Thursday, 29 March 2012

Counselling Sessions

The church had always made available to ministers an independent Christian  Counselling service should they feel they needed to talk to someone outside of the church.   There was no known precedent for marriage separation due to domestic violence but I knew that at some point the church leadership would strongly recommend counselling.   Despite my own personal reservations, I contacted the Churches’ Ministerial Counselling Service and arranged some sessions.

I was very apprehensive about doing this but agreed to persevere with an open mind.   I arrived at the venue for my first appointment not really wanting to be there.  I knocked on the door and there was no answer.  I telephoned the number I had been given.  No one answered and my call got diverted to a messaging machine.  I waited for quarter of an hour and tried knocking at the door again.  I hadn’t seen anyone arrive there and still there was no reply.  Hardly the best start considering my reluctance.   I could have used this as an excuse not to continue saying that I’d given it a go but had been let down by the counsellor not turning up on schedule.   The counsellor later contacted me to explain that she had been travelling in a rural area prior to our appointment and her car had broken down.  Not anticipating being delayed, she had no method of communicating with me to cancel the session.   

I agreed to re-schedule counselling and recall being asked at the first session why I was there.  I said that I was there to ‘tick a box’ as something that the church would say needed to be done.  Having said that, I was prepared to talk openly and see where it led. 

As the weeks unfolded, the counsellor was horrified at the revelations which I’ve written about in this blog.  She was equally amazed at the emotional detachment in which I shared and wondered how I was functioning ‘normally’ having gone through such experiences.   What I found most useful was being guided into realising that some coping strategies I’d learnt in childhood came to the forefront in the way I tried to cope with Sandra.  

Basically, I leant as a child that most scenarios were imperfect and some brought hardship.  There was no point or advantage in using those adversities as a reason for not moving forward in life.  I would banish the memory or block it out, draw a line under the anguish and lock the box, hoping never to revisit the torment.   That worked for the little boy who was always moving house, changing school and looked on as peculiar by his new peers because he spoke with a strange accent.   It also worked up to a point with Sandra.

There’s one more thing I would like to share about my counselling.   My counsellor was extremely concerned for the safety and well-being of my children and felt she needed to raise professional concern.  I did express that Sandra had not shown any physical aggressiveness towards the children, although she had been verbally aggressive towards them.  My counsellor’s fear was that as I was no longer in the house to absorb Sandra’s anger, it could manifest itself against the children.  With my permission, the counsellor wrote to the church authorities expressing her alarm over the danger the children could be placed in.  

It is my feeling that the church leadership was quite dismissive of this letter as they were of the whole subject of Domestic Violence.


  1. I am crying because my life sounds alittle like yours.
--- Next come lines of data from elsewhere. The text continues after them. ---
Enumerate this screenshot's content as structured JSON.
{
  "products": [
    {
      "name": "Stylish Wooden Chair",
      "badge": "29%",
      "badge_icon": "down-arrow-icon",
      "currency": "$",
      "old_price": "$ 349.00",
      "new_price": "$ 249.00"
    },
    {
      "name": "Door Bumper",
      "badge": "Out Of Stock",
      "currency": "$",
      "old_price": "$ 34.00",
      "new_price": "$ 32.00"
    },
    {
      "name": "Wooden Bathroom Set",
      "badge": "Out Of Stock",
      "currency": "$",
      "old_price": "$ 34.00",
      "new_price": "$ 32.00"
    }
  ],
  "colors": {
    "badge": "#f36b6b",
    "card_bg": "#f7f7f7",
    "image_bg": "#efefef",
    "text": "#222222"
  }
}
I too have dealt with the violence of my spouse but due to the coping skills i learned as a child, I have tolerated it. Sometimes I am so angry but can not say anything because it escalates the situation so I have to cut myself just to divert the hurt and pain.

    I feel like I am walking on egg-shells everyday and my children have seen bad things that I never saw as a child. I keep trying to deal with this and saying that in 8 years when my youngest graduates I can leave and be free!!

  2. Please DONT bottle this up. Please seek help and try and talk to someone. My email is